The WAM (women in academic medicine) group was established to consider how best to tackle the relative lack of women in academic medicine compared with medicine generally, and the apparent lack of comparable career progression.
WAM's objectives are to identify actions that would enhance the position of women in academic medicine and to advise the MASC (medical academics staff committee) on any actions that it, or the wider BMA, should be taking to support this goal.
The group came about following the recommendations of the Women in Academic Medicine report, prepared by MASC and the BMA's health policy and economic research unit.
This was followed by further reports, which WAM monitors progress on, and topics including the gender pay gap in academic medicine.
The group is currently working on:
- the analysis of its recent career progression survey
- a role models document to inspire women to consider a career in academic medicine
- responding to the academic chapter in the gender pay gap review report
- through Carmen Soto, working with Hull and York medical school on its work on the impact of the COVID-19 pandemic on the careers of women doctors.
Following the publication of the 2021 BMA report on sexism in medicine, the WAM group highlights that medical academic women face sexism, racism and class discrimination in both their healthcare and university workplaces. Addressing these factors is a key priority.

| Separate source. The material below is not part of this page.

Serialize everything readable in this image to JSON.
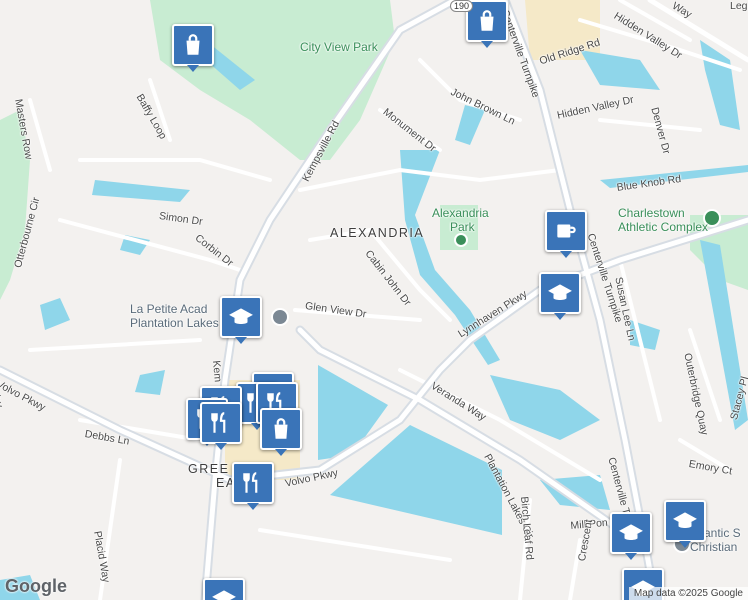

The report validates issues already highlighted in our role models document. By laying out the extent of the problem, the report also represents another step towards tackling systematic sexism.
We remain committed to ensuring that under-appreciated groups of doctors are acknowledged and doctors are treated fairly and to the highest possible ethical standards.
- Friday 5 November 2021, 2pm-4.30pm (TBC)
- Friday 6 May 2022, 2pm-4.30pm (TBC)
All meetings take place either virtually or at:
This year, the WAM (Women in academic medicine) group held its first virtual roundtable meeting on Wednesday 24 March 2021.
Aiming at celebrating women in academic medicine, and raising awareness of the common hurdles they face, the event panel focused its attention on:
- Role models - Carmen Soto introduced the role models document and the reasons behind it: the alarming data on the exit of women from academic medicine, and a growing need for role models to tackle this. Published for International Women’s Day, the document highlights the importance of having a diverse workforce that fully represents the society in which it works
- Teachers, educators and researchers - part of the wider work on participation in research. Funding and the Research Excellence Framework are key factors facing researchers alongside the importance of doctors identifying themselves as educators, and the need for more dedicated teachers to respond to the growing number of medical students
- Career progression - part-time and home-workers are often less likely to be promoted, having a direct impact on representation from women and minorities in the workforce. Members are encouraged to call out any lack of representation in meetings.
The WAM group, together with the Medical academic staff committee, will continue working on these priorities as part of this year's agenda.
Get in touch
If you are interested in finding out more about WAM, please contact [email protected].